─── SOURCE RECORDS ───

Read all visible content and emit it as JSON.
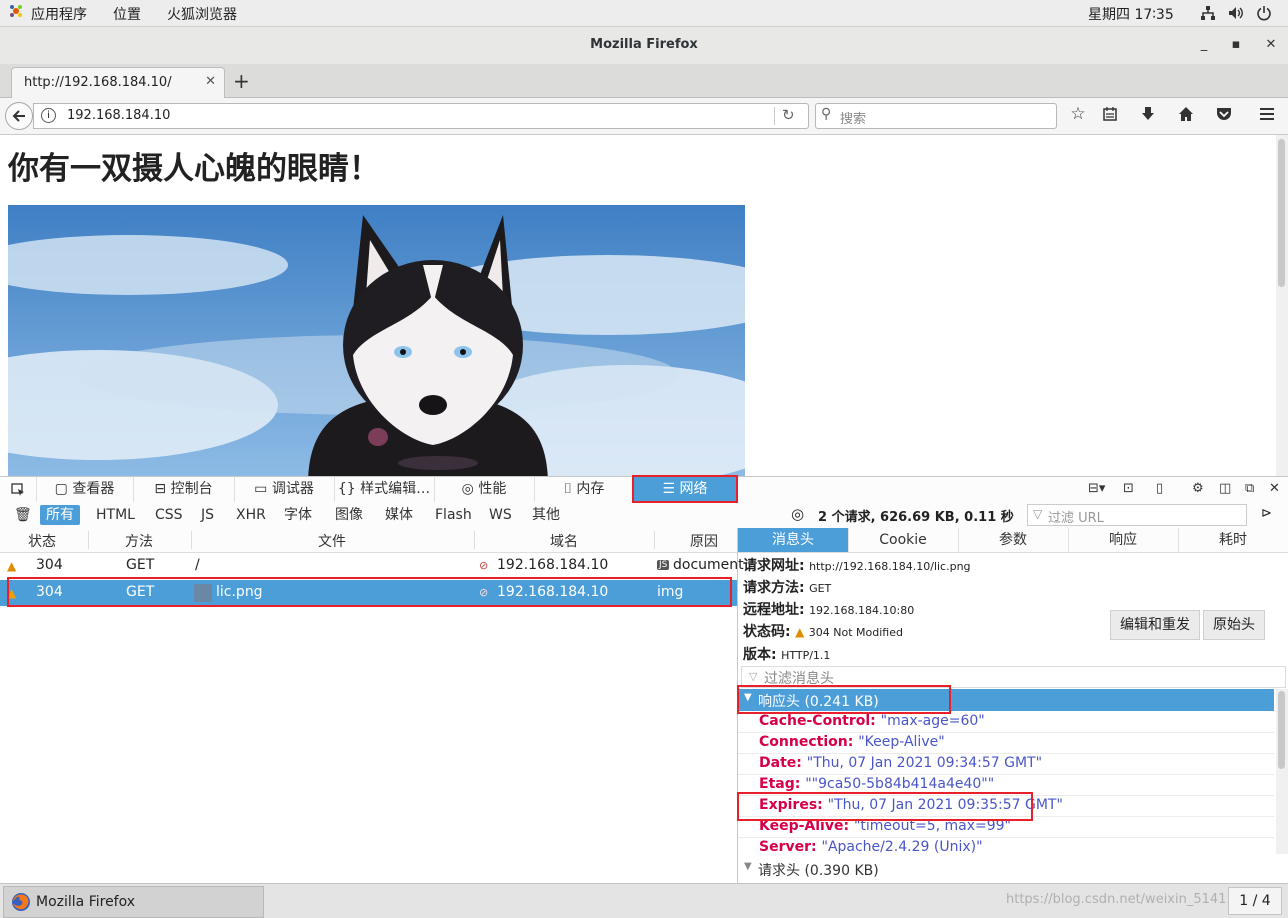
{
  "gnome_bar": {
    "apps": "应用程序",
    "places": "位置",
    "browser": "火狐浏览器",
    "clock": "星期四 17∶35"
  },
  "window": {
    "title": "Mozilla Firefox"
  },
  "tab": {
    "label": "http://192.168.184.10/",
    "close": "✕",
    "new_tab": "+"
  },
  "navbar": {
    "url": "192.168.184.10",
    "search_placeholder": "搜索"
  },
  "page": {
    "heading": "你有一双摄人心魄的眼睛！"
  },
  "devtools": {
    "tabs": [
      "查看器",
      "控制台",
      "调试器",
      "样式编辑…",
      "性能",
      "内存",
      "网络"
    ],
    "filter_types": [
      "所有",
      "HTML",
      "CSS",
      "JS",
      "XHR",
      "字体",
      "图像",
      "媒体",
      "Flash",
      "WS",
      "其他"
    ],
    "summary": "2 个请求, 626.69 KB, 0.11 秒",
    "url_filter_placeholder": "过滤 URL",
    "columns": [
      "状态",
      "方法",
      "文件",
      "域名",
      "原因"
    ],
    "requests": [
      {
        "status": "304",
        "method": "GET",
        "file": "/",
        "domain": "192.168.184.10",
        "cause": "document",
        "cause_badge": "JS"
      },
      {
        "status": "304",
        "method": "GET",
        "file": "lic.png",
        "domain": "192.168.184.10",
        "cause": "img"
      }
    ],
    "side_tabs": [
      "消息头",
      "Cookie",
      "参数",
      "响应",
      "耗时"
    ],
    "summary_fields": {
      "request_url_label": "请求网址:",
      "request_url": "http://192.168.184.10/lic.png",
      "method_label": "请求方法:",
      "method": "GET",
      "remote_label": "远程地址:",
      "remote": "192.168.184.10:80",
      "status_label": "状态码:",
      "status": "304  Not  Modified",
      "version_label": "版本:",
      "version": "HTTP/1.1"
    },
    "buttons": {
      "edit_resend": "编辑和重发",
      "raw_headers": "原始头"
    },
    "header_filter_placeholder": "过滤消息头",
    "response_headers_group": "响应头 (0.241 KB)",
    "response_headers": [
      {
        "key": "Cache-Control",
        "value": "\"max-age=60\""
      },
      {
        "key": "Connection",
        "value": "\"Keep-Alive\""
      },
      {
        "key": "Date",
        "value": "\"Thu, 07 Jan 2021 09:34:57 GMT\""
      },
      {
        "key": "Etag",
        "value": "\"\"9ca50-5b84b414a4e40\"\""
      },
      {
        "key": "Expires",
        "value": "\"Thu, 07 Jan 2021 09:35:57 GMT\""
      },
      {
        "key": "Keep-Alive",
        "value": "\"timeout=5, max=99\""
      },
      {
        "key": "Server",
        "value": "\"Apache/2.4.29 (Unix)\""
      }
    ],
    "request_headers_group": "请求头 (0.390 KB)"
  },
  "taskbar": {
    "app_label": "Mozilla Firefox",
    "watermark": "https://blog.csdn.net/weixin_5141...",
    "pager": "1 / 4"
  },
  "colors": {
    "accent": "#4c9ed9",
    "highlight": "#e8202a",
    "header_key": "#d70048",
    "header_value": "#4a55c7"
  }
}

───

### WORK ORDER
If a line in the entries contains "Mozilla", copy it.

### YOUR RESPONSE
    "title": "Mozilla Firefox"
    "app_label": "Mozilla Firefox",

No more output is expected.